* [Assignment]: Read the listing below and copy out each line where the word "sering" occurs.

(Data to use Opens)

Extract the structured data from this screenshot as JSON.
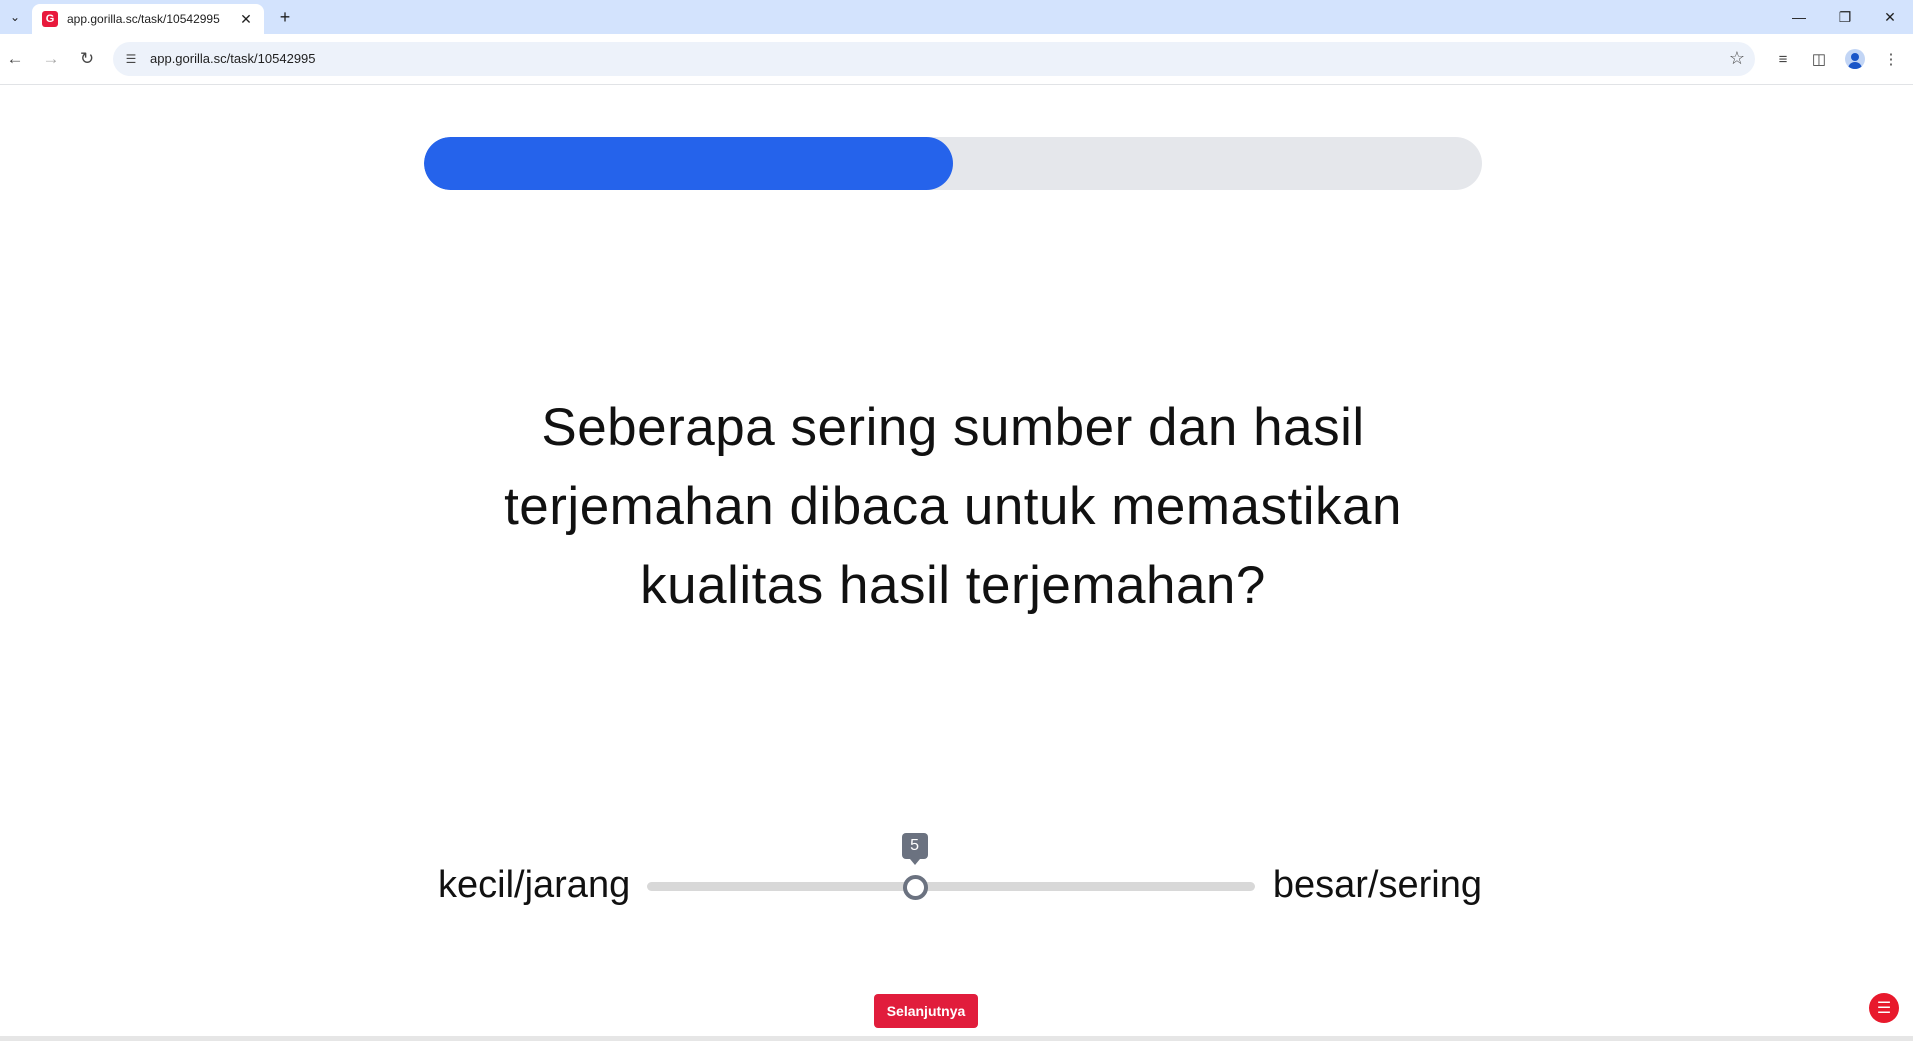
{
  "browser": {
    "tab_title": "app.gorilla.sc/task/10542995",
    "favicon_letter": "G",
    "url": "app.gorilla.sc/task/10542995",
    "icons": {
      "tab_search": "chevron-down-icon",
      "tab_close": "close-icon",
      "new_tab": "plus-icon",
      "minimize": "minimize-icon",
      "restore": "restore-icon",
      "close_window": "close-icon",
      "back": "arrow-left-icon",
      "forward": "arrow-right-icon",
      "reload": "reload-icon",
      "site_info": "tune-icon",
      "bookmark": "star-icon",
      "media": "media-queue-icon",
      "side_panel": "side-panel-icon",
      "profile": "avatar-icon",
      "menu": "kebab-menu-icon"
    }
  },
  "task": {
    "progress_fraction": 0.5,
    "progress_color": "#2563eb",
    "question": "Seberapa sering sumber dan hasil terjemahan dibaca untuk memastikan kualitas hasil terjemahan?",
    "slider": {
      "min_label": "kecil/jarang",
      "max_label": "besar/sering",
      "value": "5",
      "min": 1,
      "max": 10
    },
    "next_button": "Selanjutnya",
    "accent_color": "#e11d3c",
    "menu_icon": "hamburger-menu-icon"
  }
}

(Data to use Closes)

* [Solution]:
    "question": "Seberapa sering sumber dan hasil terjemahan dibaca untuk memastikan kualitas hasil terjemahan?",
      "max_label": "besar/sering",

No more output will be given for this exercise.